(Data entries)
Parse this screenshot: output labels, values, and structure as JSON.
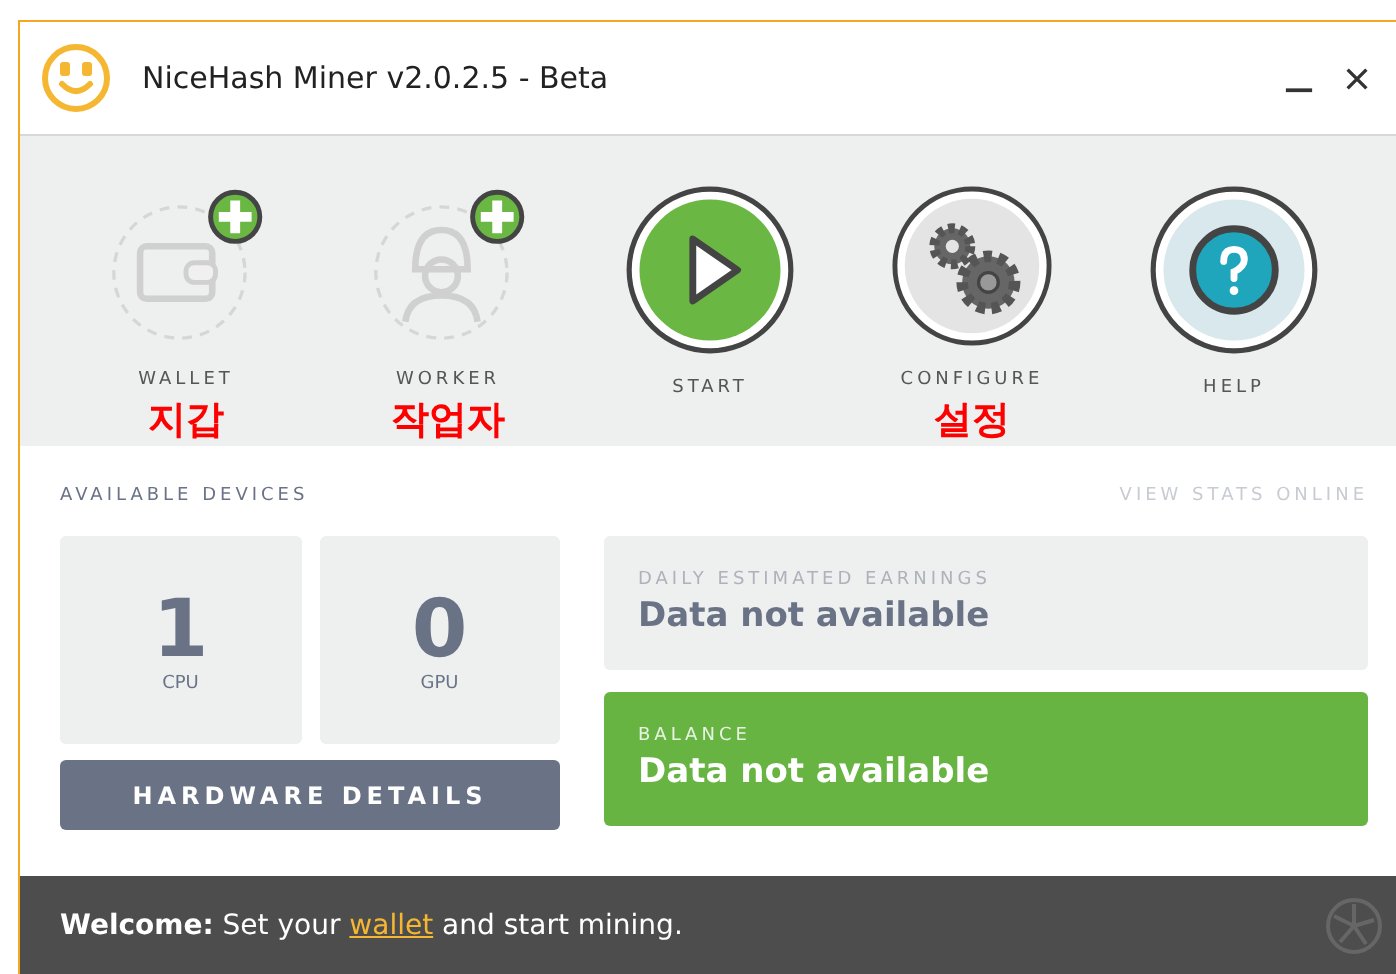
{
  "window": {
    "title": "NiceHash Miner v2.0.2.5 - Beta"
  },
  "toolbar": [
    {
      "kind": "wallet",
      "label": "WALLET",
      "disabled": true,
      "note": "지갑"
    },
    {
      "kind": "worker",
      "label": "WORKER",
      "disabled": true,
      "note": "작업자"
    },
    {
      "kind": "start",
      "label": "START",
      "disabled": false
    },
    {
      "kind": "configure",
      "label": "CONFIGURE",
      "disabled": false,
      "note": "설정"
    },
    {
      "kind": "help",
      "label": "HELP",
      "disabled": false
    }
  ],
  "devices": {
    "title": "AVAILABLE DEVICES",
    "link": "VIEW STATS ONLINE",
    "counts": [
      {
        "value": "1",
        "label": "CPU"
      },
      {
        "value": "0",
        "label": "GPU"
      }
    ],
    "button": "HARDWARE DETAILS"
  },
  "cards": [
    {
      "kind": "earnings",
      "label": "DAILY ESTIMATED EARNINGS",
      "value": "Data not available"
    },
    {
      "kind": "balance",
      "label": "BALANCE",
      "value": "Data not available"
    }
  ],
  "status_bar": {
    "lead": "Welcome:",
    "before": "Set your",
    "link": "wallet",
    "after": "and start mining."
  }
}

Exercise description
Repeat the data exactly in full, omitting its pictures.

Answer to this problem
Parse this screenshot: output labels, values, and structure as JSON.
{
  "window": {
    "title": "NiceHash Miner v2.0.2.5 - Beta"
  },
  "toolbar": [
    {
      "kind": "wallet",
      "label": "WALLET",
      "disabled": true,
      "note": "지갑"
    },
    {
      "kind": "worker",
      "label": "WORKER",
      "disabled": true,
      "note": "작업자"
    },
    {
      "kind": "start",
      "label": "START",
      "disabled": false
    },
    {
      "kind": "configure",
      "label": "CONFIGURE",
      "disabled": false,
      "note": "설정"
    },
    {
      "kind": "help",
      "label": "HELP",
      "disabled": false
    }
  ],
  "devices": {
    "title": "AVAILABLE DEVICES",
    "link": "VIEW STATS ONLINE",
    "counts": [
      {
        "value": "1",
        "label": "CPU"
      },
      {
        "value": "0",
        "label": "GPU"
      }
    ],
    "button": "HARDWARE DETAILS"
  },
  "cards": [
    {
      "kind": "earnings",
      "label": "DAILY ESTIMATED EARNINGS",
      "value": "Data not available"
    },
    {
      "kind": "balance",
      "label": "BALANCE",
      "value": "Data not available"
    }
  ],
  "status_bar": {
    "lead": "Welcome:",
    "before": "Set your",
    "link": "wallet",
    "after": "and start mining."
  }
}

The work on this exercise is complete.